Work to be completed – Each entry is to be restated word for word, with nothing omitted.
__________
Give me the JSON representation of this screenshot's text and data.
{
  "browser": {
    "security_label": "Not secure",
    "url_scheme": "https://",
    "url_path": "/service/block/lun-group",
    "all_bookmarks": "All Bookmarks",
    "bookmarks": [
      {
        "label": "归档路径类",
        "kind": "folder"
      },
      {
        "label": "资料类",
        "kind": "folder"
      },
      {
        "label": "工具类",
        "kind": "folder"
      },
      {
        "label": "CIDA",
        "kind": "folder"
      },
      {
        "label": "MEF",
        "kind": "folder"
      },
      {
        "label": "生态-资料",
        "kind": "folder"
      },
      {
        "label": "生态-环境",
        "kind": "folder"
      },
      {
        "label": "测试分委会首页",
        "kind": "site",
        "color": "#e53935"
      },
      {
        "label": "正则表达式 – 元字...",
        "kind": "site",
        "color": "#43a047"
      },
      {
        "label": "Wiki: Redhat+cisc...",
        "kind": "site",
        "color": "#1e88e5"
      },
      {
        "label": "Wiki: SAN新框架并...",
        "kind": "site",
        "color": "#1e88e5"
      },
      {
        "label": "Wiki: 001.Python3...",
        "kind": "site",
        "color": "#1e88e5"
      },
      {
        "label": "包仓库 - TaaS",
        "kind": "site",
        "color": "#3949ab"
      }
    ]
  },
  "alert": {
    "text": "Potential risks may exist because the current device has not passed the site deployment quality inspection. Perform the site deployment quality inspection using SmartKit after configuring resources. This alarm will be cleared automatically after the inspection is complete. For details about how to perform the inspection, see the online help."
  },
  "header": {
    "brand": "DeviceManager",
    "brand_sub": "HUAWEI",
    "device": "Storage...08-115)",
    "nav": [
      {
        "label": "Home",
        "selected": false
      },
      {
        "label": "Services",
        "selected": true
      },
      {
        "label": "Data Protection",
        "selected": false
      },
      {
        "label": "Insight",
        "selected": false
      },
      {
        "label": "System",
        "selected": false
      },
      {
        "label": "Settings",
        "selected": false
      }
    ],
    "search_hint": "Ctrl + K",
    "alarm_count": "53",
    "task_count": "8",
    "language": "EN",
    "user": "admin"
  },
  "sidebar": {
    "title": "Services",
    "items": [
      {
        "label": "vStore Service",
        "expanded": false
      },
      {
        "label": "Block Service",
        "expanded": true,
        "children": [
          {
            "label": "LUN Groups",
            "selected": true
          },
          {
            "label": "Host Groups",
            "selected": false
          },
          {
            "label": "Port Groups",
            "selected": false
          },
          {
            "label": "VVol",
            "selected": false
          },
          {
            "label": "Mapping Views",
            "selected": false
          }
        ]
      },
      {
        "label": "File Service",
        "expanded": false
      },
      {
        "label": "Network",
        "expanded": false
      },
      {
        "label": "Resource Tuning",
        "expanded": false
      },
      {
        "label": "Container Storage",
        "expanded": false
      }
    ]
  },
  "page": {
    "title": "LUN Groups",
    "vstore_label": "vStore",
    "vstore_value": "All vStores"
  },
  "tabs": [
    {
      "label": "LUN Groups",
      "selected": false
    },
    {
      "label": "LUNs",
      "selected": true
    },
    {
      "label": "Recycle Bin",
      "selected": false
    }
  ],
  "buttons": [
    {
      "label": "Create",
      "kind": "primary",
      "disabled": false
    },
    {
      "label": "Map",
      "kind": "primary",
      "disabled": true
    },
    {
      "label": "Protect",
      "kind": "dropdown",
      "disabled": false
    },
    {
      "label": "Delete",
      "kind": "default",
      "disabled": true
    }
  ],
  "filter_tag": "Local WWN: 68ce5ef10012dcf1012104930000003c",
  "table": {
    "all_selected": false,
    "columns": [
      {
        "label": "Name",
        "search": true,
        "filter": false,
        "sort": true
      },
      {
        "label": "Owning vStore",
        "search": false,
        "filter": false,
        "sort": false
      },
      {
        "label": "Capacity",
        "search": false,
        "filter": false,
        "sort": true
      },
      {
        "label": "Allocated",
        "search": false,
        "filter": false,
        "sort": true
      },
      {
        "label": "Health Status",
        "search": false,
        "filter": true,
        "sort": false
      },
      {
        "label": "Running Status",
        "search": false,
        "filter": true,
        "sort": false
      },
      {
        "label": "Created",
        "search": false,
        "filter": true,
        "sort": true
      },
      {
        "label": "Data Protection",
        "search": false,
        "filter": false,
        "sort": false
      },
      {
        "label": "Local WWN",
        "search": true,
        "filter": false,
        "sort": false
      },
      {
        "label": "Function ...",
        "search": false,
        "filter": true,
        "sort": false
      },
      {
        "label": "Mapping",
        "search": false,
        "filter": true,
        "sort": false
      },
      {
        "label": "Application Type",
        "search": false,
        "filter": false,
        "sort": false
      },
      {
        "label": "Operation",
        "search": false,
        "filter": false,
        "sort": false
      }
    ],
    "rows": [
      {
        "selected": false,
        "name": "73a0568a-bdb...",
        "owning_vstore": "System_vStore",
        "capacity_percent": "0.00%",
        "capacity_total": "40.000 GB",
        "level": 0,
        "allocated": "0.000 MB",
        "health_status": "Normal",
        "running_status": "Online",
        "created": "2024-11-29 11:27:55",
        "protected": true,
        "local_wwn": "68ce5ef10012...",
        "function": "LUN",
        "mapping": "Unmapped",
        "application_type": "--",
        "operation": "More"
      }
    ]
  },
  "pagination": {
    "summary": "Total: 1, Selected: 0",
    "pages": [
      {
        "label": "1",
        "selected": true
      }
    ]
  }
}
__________
Answer for the task –
Give me the JSON representation of this screenshot's text and data.
{
  "browser": {
    "security_label": "Not secure",
    "url_scheme": "https://",
    "url_path": "/service/block/lun-group",
    "all_bookmarks": "All Bookmarks",
    "bookmarks": [
      {
        "label": "归档路径类",
        "kind": "folder"
      },
      {
        "label": "资料类",
        "kind": "folder"
      },
      {
        "label": "工具类",
        "kind": "folder"
      },
      {
        "label": "CIDA",
        "kind": "folder"
      },
      {
        "label": "MEF",
        "kind": "folder"
      },
      {
        "label": "生态-资料",
        "kind": "folder"
      },
      {
        "label": "生态-环境",
        "kind": "folder"
      },
      {
        "label": "测试分委会首页",
        "kind": "site",
        "color": "#e53935"
      },
      {
        "label": "正则表达式 – 元字...",
        "kind": "site",
        "color": "#43a047"
      },
      {
        "label": "Wiki: Redhat+cisc...",
        "kind": "site",
        "color": "#1e88e5"
      },
      {
        "label": "Wiki: SAN新框架并...",
        "kind": "site",
        "color": "#1e88e5"
      },
      {
        "label": "Wiki: 001.Python3...",
        "kind": "site",
        "color": "#1e88e5"
      },
      {
        "label": "包仓库 - TaaS",
        "kind": "site",
        "color": "#3949ab"
      }
    ]
  },
  "alert": {
    "text": "Potential risks may exist because the current device has not passed the site deployment quality inspection. Perform the site deployment quality inspection using SmartKit after configuring resources. This alarm will be cleared automatically after the inspection is complete. For details about how to perform the inspection, see the online help."
  },
  "header": {
    "brand": "DeviceManager",
    "brand_sub": "HUAWEI",
    "device": "Storage...08-115)",
    "nav": [
      {
        "label": "Home",
        "selected": false
      },
      {
        "label": "Services",
        "selected": true
      },
      {
        "label": "Data Protection",
        "selected": false
      },
      {
        "label": "Insight",
        "selected": false
      },
      {
        "label": "System",
        "selected": false
      },
      {
        "label": "Settings",
        "selected": false
      }
    ],
    "search_hint": "Ctrl + K",
    "alarm_count": "53",
    "task_count": "8",
    "language": "EN",
    "user": "admin"
  },
  "sidebar": {
    "title": "Services",
    "items": [
      {
        "label": "vStore Service",
        "expanded": false
      },
      {
        "label": "Block Service",
        "expanded": true,
        "children": [
          {
            "label": "LUN Groups",
            "selected": true
          },
          {
            "label": "Host Groups",
            "selected": false
          },
          {
            "label": "Port Groups",
            "selected": false
          },
          {
            "label": "VVol",
            "selected": false
          },
          {
            "label": "Mapping Views",
            "selected": false
          }
        ]
      },
      {
        "label": "File Service",
        "expanded": false
      },
      {
        "label": "Network",
        "expanded": false
      },
      {
        "label": "Resource Tuning",
        "expanded": false
      },
      {
        "label": "Container Storage",
        "expanded": false
      }
    ]
  },
  "page": {
    "title": "LUN Groups",
    "vstore_label": "vStore",
    "vstore_value": "All vStores"
  },
  "tabs": [
    {
      "label": "LUN Groups",
      "selected": false
    },
    {
      "label": "LUNs",
      "selected": true
    },
    {
      "label": "Recycle Bin",
      "selected": false
    }
  ],
  "buttons": [
    {
      "label": "Create",
      "kind": "primary",
      "disabled": false
    },
    {
      "label": "Map",
      "kind": "primary",
      "disabled": true
    },
    {
      "label": "Protect",
      "kind": "dropdown",
      "disabled": false
    },
    {
      "label": "Delete",
      "kind": "default",
      "disabled": true
    }
  ],
  "filter_tag": "Local WWN: 68ce5ef10012dcf1012104930000003c",
  "table": {
    "all_selected": false,
    "columns": [
      {
        "label": "Name",
        "search": true,
        "filter": false,
        "sort": true
      },
      {
        "label": "Owning vStore",
        "search": false,
        "filter": false,
        "sort": false
      },
      {
        "label": "Capacity",
        "search": false,
        "filter": false,
        "sort": true
      },
      {
        "label": "Allocated",
        "search": false,
        "filter": false,
        "sort": true
      },
      {
        "label": "Health Status",
        "search": false,
        "filter": true,
        "sort": false
      },
      {
        "label": "Running Status",
        "search": false,
        "filter": true,
        "sort": false
      },
      {
        "label": "Created",
        "search": false,
        "filter": true,
        "sort": true
      },
      {
        "label": "Data Protection",
        "search": false,
        "filter": false,
        "sort": false
      },
      {
        "label": "Local WWN",
        "search": true,
        "filter": false,
        "sort": false
      },
      {
        "label": "Function ...",
        "search": false,
        "filter": true,
        "sort": false
      },
      {
        "label": "Mapping",
        "search": false,
        "filter": true,
        "sort": false
      },
      {
        "label": "Application Type",
        "search": false,
        "filter": false,
        "sort": false
      },
      {
        "label": "Operation",
        "search": false,
        "filter": false,
        "sort": false
      }
    ],
    "rows": [
      {
        "selected": false,
        "name": "73a0568a-bdb...",
        "owning_vstore": "System_vStore",
        "capacity_percent": "0.00%",
        "capacity_total": "40.000 GB",
        "level": 0,
        "allocated": "0.000 MB",
        "health_status": "Normal",
        "running_status": "Online",
        "created": "2024-11-29 11:27:55",
        "protected": true,
        "local_wwn": "68ce5ef10012...",
        "function": "LUN",
        "mapping": "Unmapped",
        "application_type": "--",
        "operation": "More"
      }
    ]
  },
  "pagination": {
    "summary": "Total: 1, Selected: 0",
    "pages": [
      {
        "label": "1",
        "selected": true
      }
    ]
  }
}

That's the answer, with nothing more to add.